Find the word "public" below. Copy each line that has it.
====== Data provided ======
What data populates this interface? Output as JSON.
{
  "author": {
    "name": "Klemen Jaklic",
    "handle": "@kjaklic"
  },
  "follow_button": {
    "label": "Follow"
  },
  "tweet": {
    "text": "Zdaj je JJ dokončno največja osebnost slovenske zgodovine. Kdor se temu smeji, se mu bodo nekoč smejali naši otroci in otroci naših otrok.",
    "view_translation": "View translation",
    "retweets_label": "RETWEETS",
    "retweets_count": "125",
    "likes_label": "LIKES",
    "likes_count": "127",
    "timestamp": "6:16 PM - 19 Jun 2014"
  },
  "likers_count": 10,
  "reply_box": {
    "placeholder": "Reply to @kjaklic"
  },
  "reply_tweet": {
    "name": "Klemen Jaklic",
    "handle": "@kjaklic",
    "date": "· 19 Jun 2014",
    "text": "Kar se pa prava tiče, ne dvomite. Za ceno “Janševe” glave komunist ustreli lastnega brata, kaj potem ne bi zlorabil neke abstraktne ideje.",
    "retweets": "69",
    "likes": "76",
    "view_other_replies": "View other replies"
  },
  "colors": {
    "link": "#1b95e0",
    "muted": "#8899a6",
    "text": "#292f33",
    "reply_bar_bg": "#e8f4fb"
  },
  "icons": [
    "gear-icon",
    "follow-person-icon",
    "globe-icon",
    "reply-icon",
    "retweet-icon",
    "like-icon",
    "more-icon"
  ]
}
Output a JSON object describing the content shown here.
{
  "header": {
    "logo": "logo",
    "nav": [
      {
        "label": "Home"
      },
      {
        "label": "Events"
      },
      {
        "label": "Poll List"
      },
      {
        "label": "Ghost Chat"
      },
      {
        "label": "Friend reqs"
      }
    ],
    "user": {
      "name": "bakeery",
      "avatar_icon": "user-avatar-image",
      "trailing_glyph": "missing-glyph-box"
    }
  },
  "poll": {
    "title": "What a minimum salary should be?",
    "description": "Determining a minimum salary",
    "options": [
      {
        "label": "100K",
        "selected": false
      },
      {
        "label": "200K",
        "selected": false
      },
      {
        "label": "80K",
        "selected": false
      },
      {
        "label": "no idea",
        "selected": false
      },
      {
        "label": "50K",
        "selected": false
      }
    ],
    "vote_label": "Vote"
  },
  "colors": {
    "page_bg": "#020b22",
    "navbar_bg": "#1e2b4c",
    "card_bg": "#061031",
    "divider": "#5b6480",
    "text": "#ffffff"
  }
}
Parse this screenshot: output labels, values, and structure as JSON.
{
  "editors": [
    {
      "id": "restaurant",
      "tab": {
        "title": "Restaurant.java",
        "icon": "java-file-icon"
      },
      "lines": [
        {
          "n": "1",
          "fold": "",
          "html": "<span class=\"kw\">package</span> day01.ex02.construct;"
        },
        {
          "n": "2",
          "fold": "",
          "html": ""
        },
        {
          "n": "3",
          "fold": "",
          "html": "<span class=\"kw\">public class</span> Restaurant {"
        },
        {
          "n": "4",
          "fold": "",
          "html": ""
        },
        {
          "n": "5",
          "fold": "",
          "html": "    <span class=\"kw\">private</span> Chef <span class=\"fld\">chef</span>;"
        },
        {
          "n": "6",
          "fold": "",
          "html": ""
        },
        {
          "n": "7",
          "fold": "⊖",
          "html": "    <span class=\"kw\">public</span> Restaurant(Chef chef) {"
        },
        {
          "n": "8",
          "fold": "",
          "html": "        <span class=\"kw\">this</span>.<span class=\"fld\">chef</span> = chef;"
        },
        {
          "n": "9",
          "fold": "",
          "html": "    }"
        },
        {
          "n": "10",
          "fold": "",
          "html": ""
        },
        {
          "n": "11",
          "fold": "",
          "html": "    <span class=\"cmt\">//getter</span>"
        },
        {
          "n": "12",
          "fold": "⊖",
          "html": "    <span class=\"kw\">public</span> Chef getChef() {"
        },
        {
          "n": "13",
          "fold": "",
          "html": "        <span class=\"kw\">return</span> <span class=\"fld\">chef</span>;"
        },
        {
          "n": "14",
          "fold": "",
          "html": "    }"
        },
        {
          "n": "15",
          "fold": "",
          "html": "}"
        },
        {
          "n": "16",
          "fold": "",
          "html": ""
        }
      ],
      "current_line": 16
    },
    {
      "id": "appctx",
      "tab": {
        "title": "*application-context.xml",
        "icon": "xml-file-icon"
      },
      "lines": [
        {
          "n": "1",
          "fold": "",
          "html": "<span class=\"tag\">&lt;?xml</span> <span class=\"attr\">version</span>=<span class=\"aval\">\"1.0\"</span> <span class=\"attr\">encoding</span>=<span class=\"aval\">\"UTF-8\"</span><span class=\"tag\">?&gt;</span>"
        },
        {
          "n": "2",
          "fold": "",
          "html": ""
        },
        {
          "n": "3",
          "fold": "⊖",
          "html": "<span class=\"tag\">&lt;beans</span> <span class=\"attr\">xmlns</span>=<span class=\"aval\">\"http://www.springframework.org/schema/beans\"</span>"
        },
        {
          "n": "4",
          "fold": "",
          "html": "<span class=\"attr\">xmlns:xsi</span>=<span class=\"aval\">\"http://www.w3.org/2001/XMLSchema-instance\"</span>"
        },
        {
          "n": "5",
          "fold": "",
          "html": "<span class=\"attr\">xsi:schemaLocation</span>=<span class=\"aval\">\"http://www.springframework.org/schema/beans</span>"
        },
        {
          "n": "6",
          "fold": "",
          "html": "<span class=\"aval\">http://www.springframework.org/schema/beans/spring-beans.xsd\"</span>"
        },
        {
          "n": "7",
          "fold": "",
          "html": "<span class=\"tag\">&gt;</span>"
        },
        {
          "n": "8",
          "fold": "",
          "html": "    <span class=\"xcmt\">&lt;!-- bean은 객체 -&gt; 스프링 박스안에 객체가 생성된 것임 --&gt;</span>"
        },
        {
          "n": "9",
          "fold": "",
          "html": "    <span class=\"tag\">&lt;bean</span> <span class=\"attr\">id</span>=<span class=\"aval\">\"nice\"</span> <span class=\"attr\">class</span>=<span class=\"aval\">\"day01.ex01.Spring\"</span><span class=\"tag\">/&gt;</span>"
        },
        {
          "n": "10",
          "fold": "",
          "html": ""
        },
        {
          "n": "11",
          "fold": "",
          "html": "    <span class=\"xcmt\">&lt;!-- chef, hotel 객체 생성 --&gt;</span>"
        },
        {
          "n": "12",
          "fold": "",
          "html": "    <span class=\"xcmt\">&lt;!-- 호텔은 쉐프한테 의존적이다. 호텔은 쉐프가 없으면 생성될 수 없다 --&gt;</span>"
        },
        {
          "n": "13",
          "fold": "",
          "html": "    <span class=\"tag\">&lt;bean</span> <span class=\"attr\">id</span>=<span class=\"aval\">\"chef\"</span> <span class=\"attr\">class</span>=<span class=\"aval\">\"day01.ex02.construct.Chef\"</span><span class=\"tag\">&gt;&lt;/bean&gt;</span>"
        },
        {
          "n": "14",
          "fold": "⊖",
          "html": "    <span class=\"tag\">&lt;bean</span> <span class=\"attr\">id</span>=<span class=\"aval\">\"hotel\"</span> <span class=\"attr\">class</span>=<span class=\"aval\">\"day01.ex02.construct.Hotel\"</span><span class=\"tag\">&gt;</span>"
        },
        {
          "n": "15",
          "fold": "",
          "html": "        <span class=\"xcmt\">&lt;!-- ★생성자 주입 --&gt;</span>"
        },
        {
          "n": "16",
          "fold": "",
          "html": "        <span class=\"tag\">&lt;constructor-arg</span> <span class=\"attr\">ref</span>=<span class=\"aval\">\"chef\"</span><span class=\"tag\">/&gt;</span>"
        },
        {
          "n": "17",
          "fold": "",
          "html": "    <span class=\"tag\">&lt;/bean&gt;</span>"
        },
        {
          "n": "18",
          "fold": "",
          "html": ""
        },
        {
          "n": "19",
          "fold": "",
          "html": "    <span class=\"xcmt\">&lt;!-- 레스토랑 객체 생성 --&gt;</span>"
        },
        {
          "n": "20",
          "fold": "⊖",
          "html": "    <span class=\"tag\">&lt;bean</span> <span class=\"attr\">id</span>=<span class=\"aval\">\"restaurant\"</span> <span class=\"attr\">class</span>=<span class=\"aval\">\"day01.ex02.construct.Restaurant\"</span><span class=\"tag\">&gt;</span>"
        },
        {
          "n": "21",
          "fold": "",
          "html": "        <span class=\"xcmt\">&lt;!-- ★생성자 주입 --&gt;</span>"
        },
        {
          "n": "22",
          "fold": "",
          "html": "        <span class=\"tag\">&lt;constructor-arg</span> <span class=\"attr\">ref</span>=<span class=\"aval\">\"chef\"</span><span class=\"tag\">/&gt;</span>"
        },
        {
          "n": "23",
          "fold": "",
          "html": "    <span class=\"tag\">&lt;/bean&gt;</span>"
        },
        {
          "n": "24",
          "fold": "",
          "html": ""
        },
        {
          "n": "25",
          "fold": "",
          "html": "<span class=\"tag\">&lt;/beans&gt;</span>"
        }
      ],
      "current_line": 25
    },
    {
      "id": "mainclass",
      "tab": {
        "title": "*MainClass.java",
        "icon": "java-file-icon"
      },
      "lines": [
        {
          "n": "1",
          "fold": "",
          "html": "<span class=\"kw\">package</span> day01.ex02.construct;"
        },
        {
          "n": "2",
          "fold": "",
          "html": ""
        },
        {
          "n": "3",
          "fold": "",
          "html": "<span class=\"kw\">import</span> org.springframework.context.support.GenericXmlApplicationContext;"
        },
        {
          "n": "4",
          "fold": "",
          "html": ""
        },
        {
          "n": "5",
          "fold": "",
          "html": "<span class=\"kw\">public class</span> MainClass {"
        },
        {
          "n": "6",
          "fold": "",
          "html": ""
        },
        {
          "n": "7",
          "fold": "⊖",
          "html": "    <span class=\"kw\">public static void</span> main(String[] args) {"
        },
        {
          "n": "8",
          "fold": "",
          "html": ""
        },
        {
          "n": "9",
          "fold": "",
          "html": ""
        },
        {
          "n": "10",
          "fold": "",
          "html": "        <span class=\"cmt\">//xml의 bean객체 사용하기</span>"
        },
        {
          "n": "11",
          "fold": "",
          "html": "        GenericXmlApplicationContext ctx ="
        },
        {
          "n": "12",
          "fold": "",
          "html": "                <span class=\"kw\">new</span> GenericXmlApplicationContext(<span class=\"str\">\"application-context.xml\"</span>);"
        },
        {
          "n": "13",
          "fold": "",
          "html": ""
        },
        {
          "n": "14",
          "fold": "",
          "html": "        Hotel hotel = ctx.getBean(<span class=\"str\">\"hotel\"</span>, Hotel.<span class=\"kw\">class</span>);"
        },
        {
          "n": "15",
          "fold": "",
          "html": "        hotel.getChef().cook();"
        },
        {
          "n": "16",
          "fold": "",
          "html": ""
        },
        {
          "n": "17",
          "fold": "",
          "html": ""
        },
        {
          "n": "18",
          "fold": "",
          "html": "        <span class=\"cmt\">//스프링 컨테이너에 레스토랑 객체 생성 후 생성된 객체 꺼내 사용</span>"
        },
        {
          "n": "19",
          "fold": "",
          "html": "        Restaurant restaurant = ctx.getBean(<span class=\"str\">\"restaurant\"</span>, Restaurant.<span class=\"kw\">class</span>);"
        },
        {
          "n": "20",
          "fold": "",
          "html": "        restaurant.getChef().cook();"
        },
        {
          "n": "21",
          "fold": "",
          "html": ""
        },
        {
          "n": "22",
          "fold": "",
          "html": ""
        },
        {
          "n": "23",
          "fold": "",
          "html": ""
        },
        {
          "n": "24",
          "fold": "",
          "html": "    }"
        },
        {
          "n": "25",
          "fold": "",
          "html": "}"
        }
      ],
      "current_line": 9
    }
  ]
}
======
» **Problem solution**:
          "html": "<span class=\"kw\">public class</span> Restaurant {"
          "html": "    <span class=\"kw\">public</span> Restaurant(Chef chef) {"
          "html": "    <span class=\"kw\">public</span> Chef getChef() {"
          "html": "<span class=\"kw\">public class</span> MainClass {"
          "html": "    <span class=\"kw\">public static void</span> main(String[] args) {"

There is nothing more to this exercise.